Where a line holds the word "into", count it, then give only the total for the entries below.

[Dataset rows describing interfaces]
<<<<

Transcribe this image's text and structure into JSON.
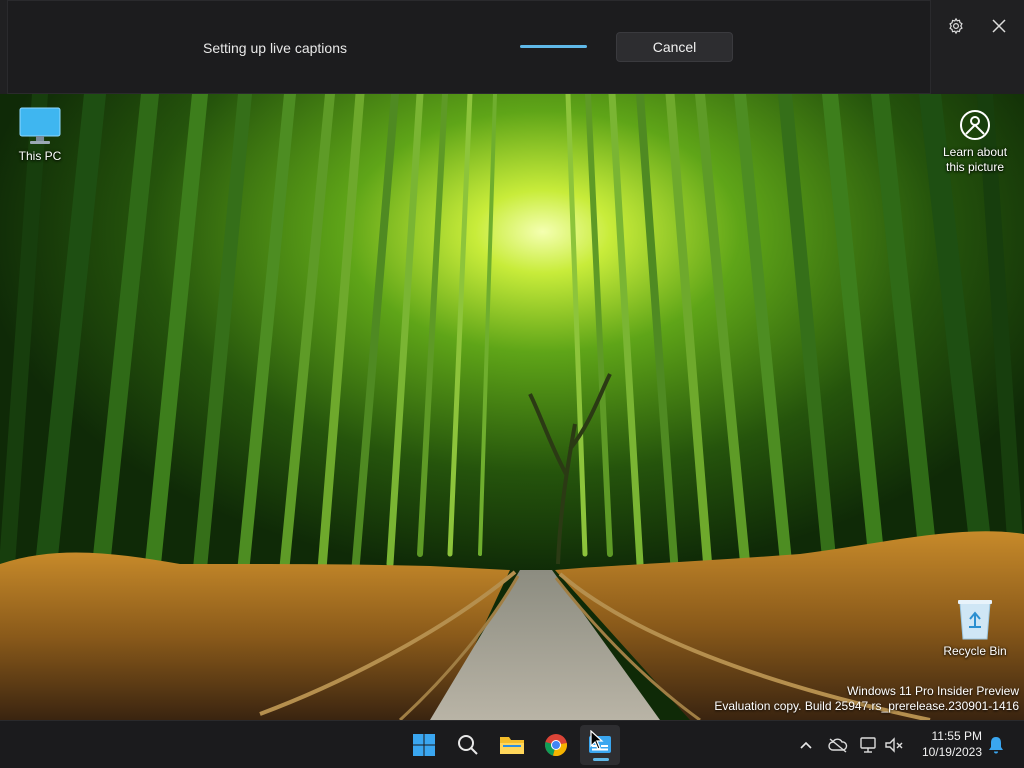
{
  "live_captions": {
    "status_text": "Setting up live captions",
    "cancel_label": "Cancel",
    "settings_icon": "gear-icon",
    "close_icon": "close-icon",
    "progress_color": "#5fb8e8"
  },
  "desktop": {
    "icons": {
      "this_pc": "This PC",
      "learn_about_line1": "Learn about",
      "learn_about_line2": "this picture",
      "recycle_bin": "Recycle Bin"
    },
    "watermark": {
      "line1": "Windows 11 Pro Insider Preview",
      "line2": "Evaluation copy. Build 25947.rs_prerelease.230901-1416"
    }
  },
  "taskbar": {
    "apps": [
      "start-icon",
      "search-icon",
      "file-explorer-icon",
      "chrome-icon",
      "live-captions-icon"
    ],
    "tray": [
      "chevron-up-icon",
      "cloud-offline-icon",
      "network-icon",
      "volume-muted-icon",
      "notification-bell-icon"
    ],
    "clock": {
      "time": "11:55 PM",
      "date": "10/19/2023"
    },
    "accent_color": "#5fb8e8"
  }
}
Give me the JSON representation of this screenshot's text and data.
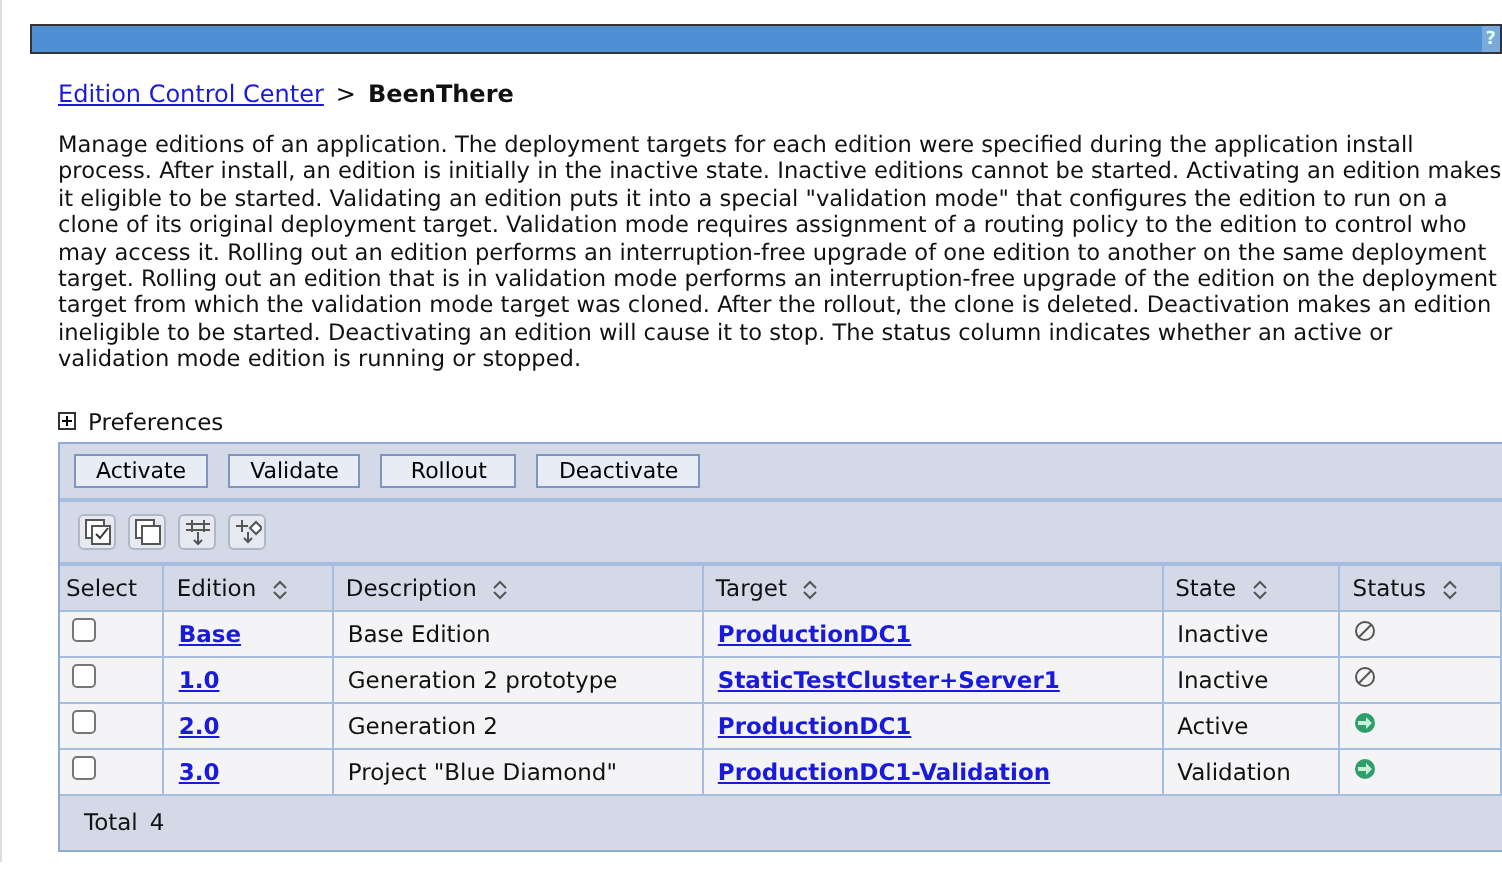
{
  "header": {
    "help": "?"
  },
  "breadcrumb": {
    "link": "Edition Control Center",
    "separator": ">",
    "current": "BeenThere"
  },
  "description": "Manage editions of an application. The deployment targets for each edition were specified during the application install process. After install, an edition is initially in the inactive state. Inactive editions cannot be started.  Activating an edition makes it eligible to be started. Validating an edition puts it into a special \"validation mode\" that configures the edition to run on a clone of its original deployment target. Validation mode requires assignment of a routing policy to the edition to control who may access it. Rolling out an edition performs an interruption-free upgrade of one edition to another on the same deployment target.  Rolling out an edition that is in validation mode performs an interruption-free upgrade of the edition on the deployment target from which the validation mode target was cloned. After the rollout, the clone is deleted. Deactivation makes an edition ineligible to be started.  Deactivating an edition will cause it to stop. The status column indicates whether an active or validation mode edition is running or stopped.",
  "preferences": {
    "label": "Preferences",
    "expanded": false
  },
  "buttons": [
    "Activate",
    "Validate",
    "Rollout",
    "Deactivate"
  ],
  "table": {
    "columns": [
      "Select",
      "Edition",
      "Description",
      "Target",
      "State",
      "Status"
    ],
    "rows": [
      {
        "checked": false,
        "edition": "Base",
        "description": "Base Edition",
        "target": "ProductionDC1",
        "state": "Inactive",
        "running": false
      },
      {
        "checked": false,
        "edition": "1.0",
        "description": "Generation 2 prototype",
        "target": "StaticTestCluster+Server1",
        "state": "Inactive",
        "running": false
      },
      {
        "checked": false,
        "edition": "2.0",
        "description": "Generation 2",
        "target": "ProductionDC1",
        "state": "Active",
        "running": true
      },
      {
        "checked": false,
        "edition": "3.0",
        "description": "Project \"Blue Diamond\"",
        "target": "ProductionDC1-Validation",
        "state": "Validation",
        "running": true
      }
    ],
    "total_label": "Total",
    "total": "4"
  }
}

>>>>

> _Completed exercise_: 2